ACTIVITY: Leave the images out. Give every line below again, precisely.

DATA RECORDS:
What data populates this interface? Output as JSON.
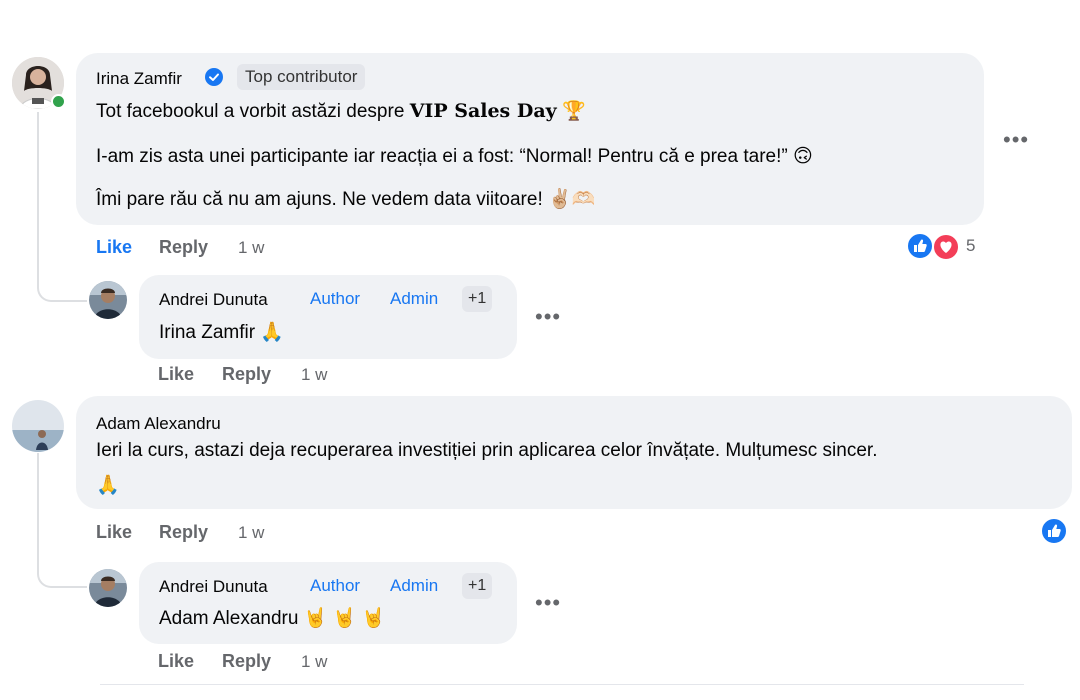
{
  "comments": [
    {
      "author": "Irina Zamfir",
      "badge": "Top contributor",
      "lines": {
        "l1_prefix": "Tot facebookul a vorbit astăzi despre",
        "l1_bold": "VIP Sales Day",
        "l1_emoji": "🏆",
        "l2": "I-am zis asta unei participante iar reacția ei a fost: “Normal! Pentru că e prea tare!”",
        "l2_emoji": "🙃",
        "l3": "Îmi pare rău că nu am ajuns. Ne vedem data viitoare!",
        "l3_emoji": "✌🏼🫶🏻"
      },
      "actions": {
        "like": "Like",
        "reply": "Reply",
        "time": "1 w"
      },
      "reaction_count": "5",
      "more": "•••",
      "reply": {
        "author": "Andrei Dunuta",
        "badges": [
          "Author",
          "Admin"
        ],
        "badge_more": "+1",
        "text": "Irina Zamfir",
        "emoji": "🙏",
        "actions": {
          "like": "Like",
          "reply": "Reply",
          "time": "1 w"
        },
        "more": "•••"
      }
    },
    {
      "author": "Adam Alexandru",
      "line1": "Ieri la curs, astazi deja recuperarea investiției prin aplicarea celor învățate. Mulțumesc sincer.",
      "line2_emoji": "🙏",
      "actions": {
        "like": "Like",
        "reply": "Reply",
        "time": "1 w"
      },
      "reply": {
        "author": "Andrei Dunuta",
        "badges": [
          "Author",
          "Admin"
        ],
        "badge_more": "+1",
        "text": "Adam Alexandru",
        "emoji": "🤘 🤘 🤘",
        "actions": {
          "like": "Like",
          "reply": "Reply",
          "time": "1 w"
        },
        "more": "•••"
      }
    }
  ],
  "icons": {
    "verified": "verified-badge-icon",
    "like_reaction": "like-reaction-icon",
    "love_reaction": "love-reaction-icon"
  },
  "colors": {
    "accent": "#1877f2",
    "bubble": "#f0f2f5",
    "meta": "#65676b",
    "love": "#f33e58",
    "online": "#31a24c"
  }
}
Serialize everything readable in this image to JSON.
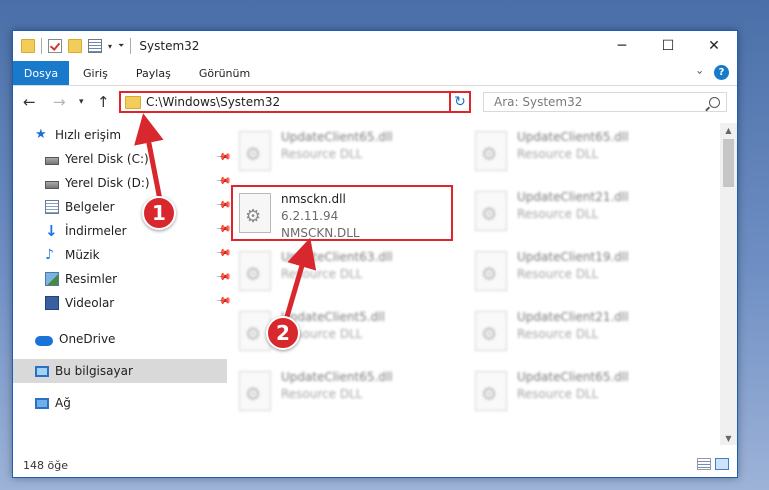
{
  "window": {
    "title": "System32"
  },
  "ribbon": {
    "file_tab": "Dosya",
    "tabs": [
      "Giriş",
      "Paylaş",
      "Görünüm"
    ]
  },
  "address": {
    "path": "C:\\Windows\\System32"
  },
  "search": {
    "placeholder": "Ara: System32"
  },
  "sidebar": {
    "quick_access": "Hızlı erişim",
    "items": [
      "Yerel Disk (C:)",
      "Yerel Disk (D:)",
      "Belgeler",
      "İndirmeler",
      "Müzik",
      "Resimler",
      "Videolar"
    ],
    "onedrive": "OneDrive",
    "this_pc": "Bu bilgisayar",
    "network": "Ağ"
  },
  "files": {
    "left": [
      {
        "name": "UpdateClient65.dll",
        "type": "Resource DLL"
      },
      {
        "name": "nmsckn.dll",
        "version": "6.2.11.94",
        "desc": "NMSCKN.DLL"
      },
      {
        "name": "UpdateClient63.dll",
        "type": "Resource DLL"
      },
      {
        "name": "UpdateClient5.dll",
        "type": "Resource DLL"
      },
      {
        "name": "UpdateClient65.dll",
        "type": "Resource DLL"
      }
    ],
    "right": [
      {
        "name": "UpdateClient65.dll",
        "type": "Resource DLL"
      },
      {
        "name": "UpdateClient21.dll",
        "type": "Resource DLL"
      },
      {
        "name": "UpdateClient19.dll",
        "type": "Resource DLL"
      },
      {
        "name": "UpdateClient21.dll",
        "type": "Resource DLL"
      },
      {
        "name": "UpdateClient65.dll",
        "type": "Resource DLL"
      }
    ]
  },
  "status": {
    "count": "148 öğe"
  },
  "annotations": {
    "step1": "1",
    "step2": "2"
  },
  "colors": {
    "highlight": "#e0242b",
    "accent": "#1979ca",
    "badge": "#d8282d"
  }
}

OUTPUT OF THE TASK:
What data populates this interface? Output as JSON.
{
  "comments": [
    {
      "author": "Irina Zamfir",
      "badge": "Top contributor",
      "lines": {
        "l1_prefix": "Tot facebookul a vorbit astăzi despre",
        "l1_bold": "VIP Sales Day",
        "l1_emoji": "🏆",
        "l2": "I-am zis asta unei participante iar reacția ei a fost: “Normal! Pentru că e prea tare!”",
        "l2_emoji": "🙃",
        "l3": "Îmi pare rău că nu am ajuns. Ne vedem data viitoare!",
        "l3_emoji": "✌🏼🫶🏻"
      },
      "actions": {
        "like": "Like",
        "reply": "Reply",
        "time": "1 w"
      },
      "reaction_count": "5",
      "more": "•••",
      "reply": {
        "author": "Andrei Dunuta",
        "badges": [
          "Author",
          "Admin"
        ],
        "badge_more": "+1",
        "text": "Irina Zamfir",
        "emoji": "🙏",
        "actions": {
          "like": "Like",
          "reply": "Reply",
          "time": "1 w"
        },
        "more": "•••"
      }
    },
    {
      "author": "Adam Alexandru",
      "line1": "Ieri la curs, astazi deja recuperarea investiției prin aplicarea celor învățate. Mulțumesc sincer.",
      "line2_emoji": "🙏",
      "actions": {
        "like": "Like",
        "reply": "Reply",
        "time": "1 w"
      },
      "reply": {
        "author": "Andrei Dunuta",
        "badges": [
          "Author",
          "Admin"
        ],
        "badge_more": "+1",
        "text": "Adam Alexandru",
        "emoji": "🤘 🤘 🤘",
        "actions": {
          "like": "Like",
          "reply": "Reply",
          "time": "1 w"
        },
        "more": "•••"
      }
    }
  ],
  "icons": {
    "verified": "verified-badge-icon",
    "like_reaction": "like-reaction-icon",
    "love_reaction": "love-reaction-icon"
  },
  "colors": {
    "accent": "#1877f2",
    "bubble": "#f0f2f5",
    "meta": "#65676b",
    "love": "#f33e58",
    "online": "#31a24c"
  }
}
Serialize everything readable in this image to JSON.
{
  "window": {
    "title": "System32"
  },
  "ribbon": {
    "file_tab": "Dosya",
    "tabs": [
      "Giriş",
      "Paylaş",
      "Görünüm"
    ]
  },
  "address": {
    "path": "C:\\Windows\\System32"
  },
  "search": {
    "placeholder": "Ara: System32"
  },
  "sidebar": {
    "quick_access": "Hızlı erişim",
    "items": [
      "Yerel Disk (C:)",
      "Yerel Disk (D:)",
      "Belgeler",
      "İndirmeler",
      "Müzik",
      "Resimler",
      "Videolar"
    ],
    "onedrive": "OneDrive",
    "this_pc": "Bu bilgisayar",
    "network": "Ağ"
  },
  "files": {
    "left": [
      {
        "name": "UpdateClient65.dll",
        "type": "Resource DLL"
      },
      {
        "name": "nmsckn.dll",
        "version": "6.2.11.94",
        "desc": "NMSCKN.DLL"
      },
      {
        "name": "UpdateClient63.dll",
        "type": "Resource DLL"
      },
      {
        "name": "UpdateClient5.dll",
        "type": "Resource DLL"
      },
      {
        "name": "UpdateClient65.dll",
        "type": "Resource DLL"
      }
    ],
    "right": [
      {
        "name": "UpdateClient65.dll",
        "type": "Resource DLL"
      },
      {
        "name": "UpdateClient21.dll",
        "type": "Resource DLL"
      },
      {
        "name": "UpdateClient19.dll",
        "type": "Resource DLL"
      },
      {
        "name": "UpdateClient21.dll",
        "type": "Resource DLL"
      },
      {
        "name": "UpdateClient65.dll",
        "type": "Resource DLL"
      }
    ]
  },
  "status": {
    "count": "148 öğe"
  },
  "annotations": {
    "step1": "1",
    "step2": "2"
  },
  "colors": {
    "highlight": "#e0242b",
    "accent": "#1979ca",
    "badge": "#d8282d"
  }
}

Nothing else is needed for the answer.